"[35] Envisioning Black Feminist Voodoo Aesthetics: African Spirituality in American Cinema author Kameelah L. Martin believes that Cosby's avoidance of the film only augmented the controversy surrounding Bonet's role. [42][22] The first and only Cosby Show cast member to receive their own spin-off,[9] the media speculated that A Different World had been developed into a star vehicle for Bonet because she frequently protested the way in which Cosby directed the family-oriented Cosby Show;[35][37] Emily VanDerWerff of The A.V. "[98] Brit + Co writer Rachel Aschenbrand-Robinson believes that the character's choice of clothing gave viewers the impression "that she actually gave no f**ks what anyone thought of her look. [59] AfterEllen.com contributor Dana Piccoli found it difficult to continue enjoying A Different World without Bonet, expounding, "I hung on for a couple of seasons but my heart wasn’t in it with Bonet gone. "[30] Jamie Broadnax of Black Girl Nerds identified Denise as a hipster, writing that the character was "a hipster before the word hipster was even a thing" due to her unconventional clothing choices and tendency to avoid imitating others,[89] as well as her own method of doing things that she incorporates into the way she dresses. [23][32] Although her role shocked several of Bonet's fans and Cosby himself,[22] Cosby claims that he did not mind the actress' decision to appear in the film, explaining to her "if this is something you want to do, fine.
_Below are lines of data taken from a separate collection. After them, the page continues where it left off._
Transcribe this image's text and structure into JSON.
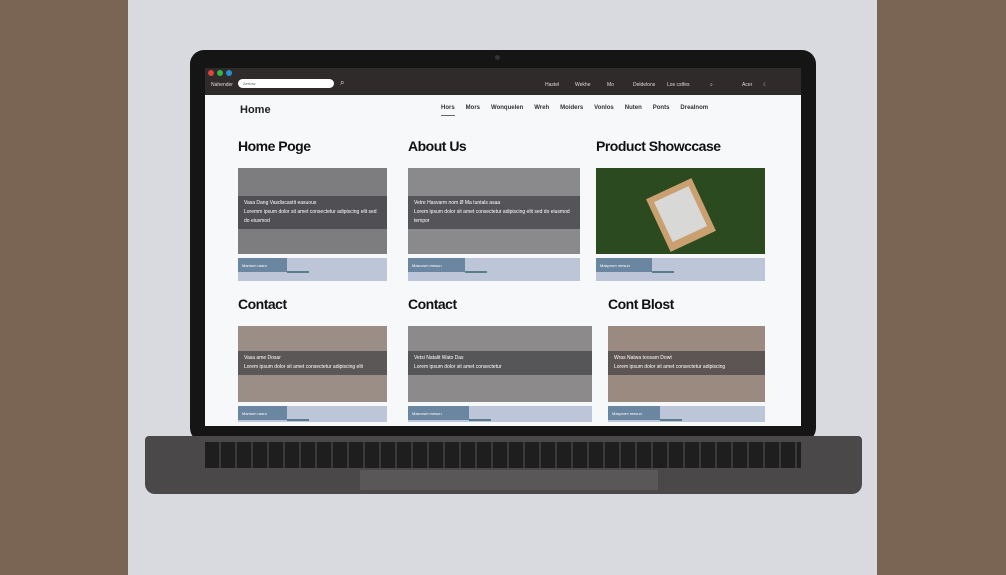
{
  "browser": {
    "bookmarks_label": "Nahender",
    "search_value": "Aertow",
    "menu": [
      "Hastel",
      "Wekhe",
      "Mo",
      "Deldelons",
      "Los cstfes",
      "Acer"
    ]
  },
  "site": {
    "brand": "Home",
    "nav": [
      "Hors",
      "Mors",
      "Wonquelen",
      "Wreh",
      "Moiders",
      "Vonlos",
      "Nuten",
      "Ponts",
      "Drealnom"
    ]
  },
  "cards": [
    {
      "title": "Home Poge",
      "overlay_title": "Vasa Dang Vasdiscastit easuous",
      "overlay_text": "Loremm ipsum dolor sit amet consectetur adipiscing elit sed do eiusmod",
      "button": "Mantum raaro",
      "image": "#7d7d80"
    },
    {
      "title": "About Us",
      "overlay_title": "Vetre Hasvarm nom Ø Ma tuntals asaa",
      "overlay_text": "Lorem ipsum dolor sit amet consectetur adipiscing elit sed do eiusmod tempor",
      "button": "Masrosm mesun",
      "image": "#8a8a8c"
    },
    {
      "title": "Product Showccase",
      "overlay_title": "",
      "overlay_text": "",
      "button": "Masprom mesun",
      "image": "#2c4a20"
    },
    {
      "title": "Contact",
      "overlay_title": "Vasa ame Dosar",
      "overlay_text": "Lorem ipsum dolor sit amet consectetur adipiscing elit",
      "button": "Mantum raaro",
      "image": "#9a8e86"
    },
    {
      "title": "Contact",
      "overlay_title": "Vetsi Natalit Wato Das",
      "overlay_text": "Lorem ipsum dolor sit amet consectetur",
      "button": "Masrosm mesun",
      "image": "#8c8a8a"
    },
    {
      "title": "Cont Blost",
      "overlay_title": "Wras Natwa toosam Dowt",
      "overlay_text": "Lorem ipsum dolor sit amet consectetur adipiscing",
      "button": "Masprom mesun",
      "image": "#9b8a80"
    }
  ]
}
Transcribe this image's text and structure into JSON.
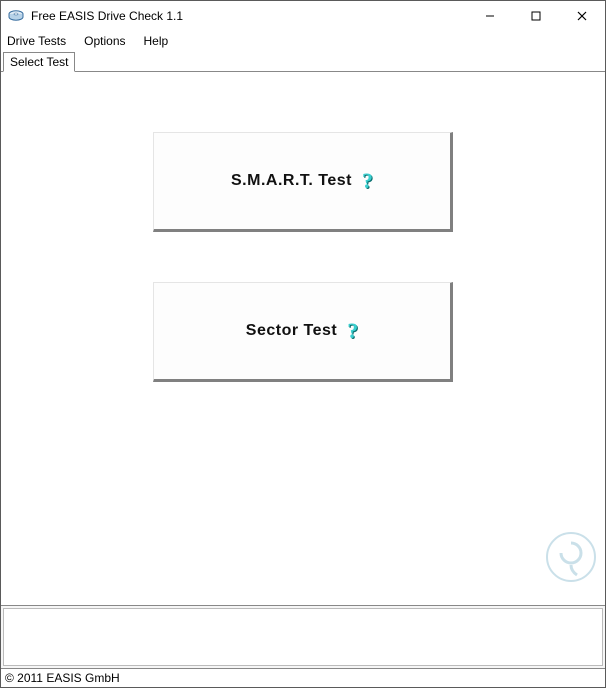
{
  "title": "Free EASIS Drive Check 1.1",
  "menu": {
    "drive_tests": "Drive Tests",
    "options": "Options",
    "help": "Help"
  },
  "tabs": {
    "select_test": "Select Test"
  },
  "buttons": {
    "smart_label": "S.M.A.R.T. Test",
    "sector_label": "Sector Test",
    "help_glyph": "?"
  },
  "status": {
    "copyright": "© 2011 EASIS GmbH"
  },
  "icons": {
    "app": "disk-icon",
    "minimize": "minimize-icon",
    "maximize": "maximize-icon",
    "close": "close-icon",
    "help": "help-icon"
  },
  "colors": {
    "help_glyph": "#39cfcf",
    "button_shadow": "#808080"
  }
}
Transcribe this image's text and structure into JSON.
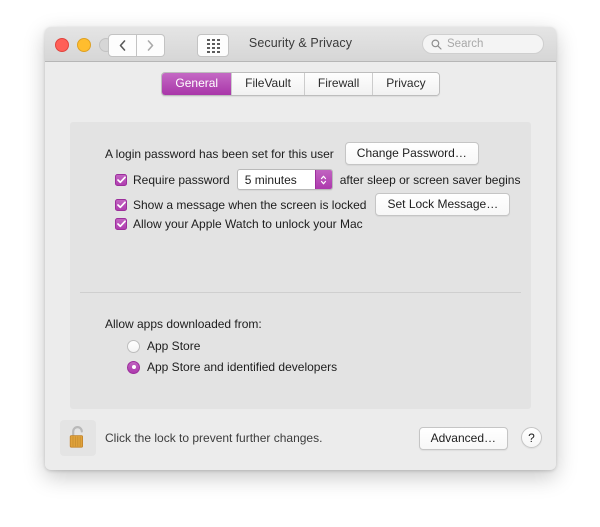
{
  "window": {
    "title": "Security & Privacy",
    "traffic_lights": [
      "close",
      "minimize",
      "zoom"
    ],
    "nav": {
      "back": "back-chevron",
      "forward": "forward-chevron"
    },
    "show_all_icon": "grid-icon",
    "search": {
      "placeholder": "Search",
      "value": "",
      "icon": "search-icon"
    }
  },
  "tabs": [
    {
      "label": "General",
      "active": true
    },
    {
      "label": "FileVault",
      "active": false
    },
    {
      "label": "Firewall",
      "active": false
    },
    {
      "label": "Privacy",
      "active": false
    }
  ],
  "general": {
    "password_status": "A login password has been set for this user",
    "change_password_button": "Change Password…",
    "require_password": {
      "checked": true,
      "label_before": "Require password",
      "interval_value": "5 minutes",
      "label_after": "after sleep or screen saver begins"
    },
    "lock_message": {
      "checked": true,
      "label": "Show a message when the screen is locked",
      "button": "Set Lock Message…"
    },
    "apple_watch": {
      "checked": true,
      "label": "Allow your Apple Watch to unlock your Mac"
    },
    "allow_apps": {
      "heading": "Allow apps downloaded from:",
      "options": [
        {
          "label": "App Store",
          "selected": false
        },
        {
          "label": "App Store and identified developers",
          "selected": true
        }
      ]
    }
  },
  "bottom_bar": {
    "lock_icon": "unlocked-padlock-icon",
    "lock_message": "Click the lock to prevent further changes.",
    "advanced_button": "Advanced…",
    "help_button": "?"
  },
  "colors": {
    "accent": "#b03eb0",
    "window_bg": "#ececec",
    "panel_bg": "#e3e3e3",
    "lock_gold": "#e0a23c"
  }
}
Favorite Answer. [47], While appearing on A Different World, Bonet married musician Lenny Kravitz in 1988 and became pregnant with their child soon afterward. [101] Similarly, The Odyssey Online's Bianca Eugene cited "15 Reasons Why Denise Huxtable Is A Fashion Icon", elaborating that the character "has proven that no matter how outrageous her outfit or hairstyle may be, she still looks good. [32] Maintaining that she had been unaware of Denise's wholesome reputation prior to appearing in Angel Heart,[33] Bonet insisted "My obligation wasn't to Denise. [82] She maintains that her memories of her experience on the show have not been influenced by the allegations, insisting, "No, it’s exactly as I remember it". Denise Huxtable Kendall[1][2][3] is a fictional character who appears on the American sitcom The Cosby Show (1984–1991), portrayed by actress Lisa Bonet. Club observed that the Huxtable home begins to suffer from "Full Nest Syndrome" once Denise returns home from Africa, married and with a step child. She realized that there are things that you have to do for yourself, without your parents' help, and she did just that. [5][40] The network agreed that Bonet was ready to star in her own series, a revelation by which she was surprised. "[68] Introduced during the show's later seasons, Pam Tucker (Erika Alexander), a cousin of the Huxtable family, is considered to be a "replacement" for Denise; StyleBlazer believes that Pam was created because the sitcom "needed another character to play a free-spirited problem child.